*Information shown*
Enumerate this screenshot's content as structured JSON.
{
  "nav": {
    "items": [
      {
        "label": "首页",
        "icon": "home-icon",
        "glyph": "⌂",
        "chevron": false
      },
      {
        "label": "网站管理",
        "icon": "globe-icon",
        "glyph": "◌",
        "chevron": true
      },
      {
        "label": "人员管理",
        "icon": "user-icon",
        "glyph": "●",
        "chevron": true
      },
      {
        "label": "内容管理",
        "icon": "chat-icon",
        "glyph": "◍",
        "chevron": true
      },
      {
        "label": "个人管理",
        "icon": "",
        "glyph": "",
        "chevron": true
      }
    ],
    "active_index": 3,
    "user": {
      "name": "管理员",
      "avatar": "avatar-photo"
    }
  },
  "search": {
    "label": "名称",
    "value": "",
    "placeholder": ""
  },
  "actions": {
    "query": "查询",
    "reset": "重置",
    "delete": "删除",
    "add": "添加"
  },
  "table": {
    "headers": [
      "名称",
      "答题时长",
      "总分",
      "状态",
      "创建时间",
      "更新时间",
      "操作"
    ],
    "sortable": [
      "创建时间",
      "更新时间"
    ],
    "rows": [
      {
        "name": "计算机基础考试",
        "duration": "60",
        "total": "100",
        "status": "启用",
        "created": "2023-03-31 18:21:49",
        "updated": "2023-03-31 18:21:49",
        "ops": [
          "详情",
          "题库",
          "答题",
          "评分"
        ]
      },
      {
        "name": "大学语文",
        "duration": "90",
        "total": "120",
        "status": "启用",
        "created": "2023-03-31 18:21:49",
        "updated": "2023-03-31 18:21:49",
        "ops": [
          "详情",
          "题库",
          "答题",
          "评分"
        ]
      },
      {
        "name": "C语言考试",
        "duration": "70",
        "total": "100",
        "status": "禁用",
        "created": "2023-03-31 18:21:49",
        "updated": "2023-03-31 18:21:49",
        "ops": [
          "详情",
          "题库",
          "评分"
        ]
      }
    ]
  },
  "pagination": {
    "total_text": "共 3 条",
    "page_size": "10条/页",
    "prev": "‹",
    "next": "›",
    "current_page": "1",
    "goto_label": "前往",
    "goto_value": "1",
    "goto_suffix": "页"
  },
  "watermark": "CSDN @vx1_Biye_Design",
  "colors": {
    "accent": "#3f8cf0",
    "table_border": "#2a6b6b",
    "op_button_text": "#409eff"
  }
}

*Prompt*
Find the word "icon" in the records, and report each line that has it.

*Answer below*
        "icon": "home-icon",
        "icon": "globe-icon",
        "icon": "user-icon",
        "icon": "chat-icon",
        "icon": "",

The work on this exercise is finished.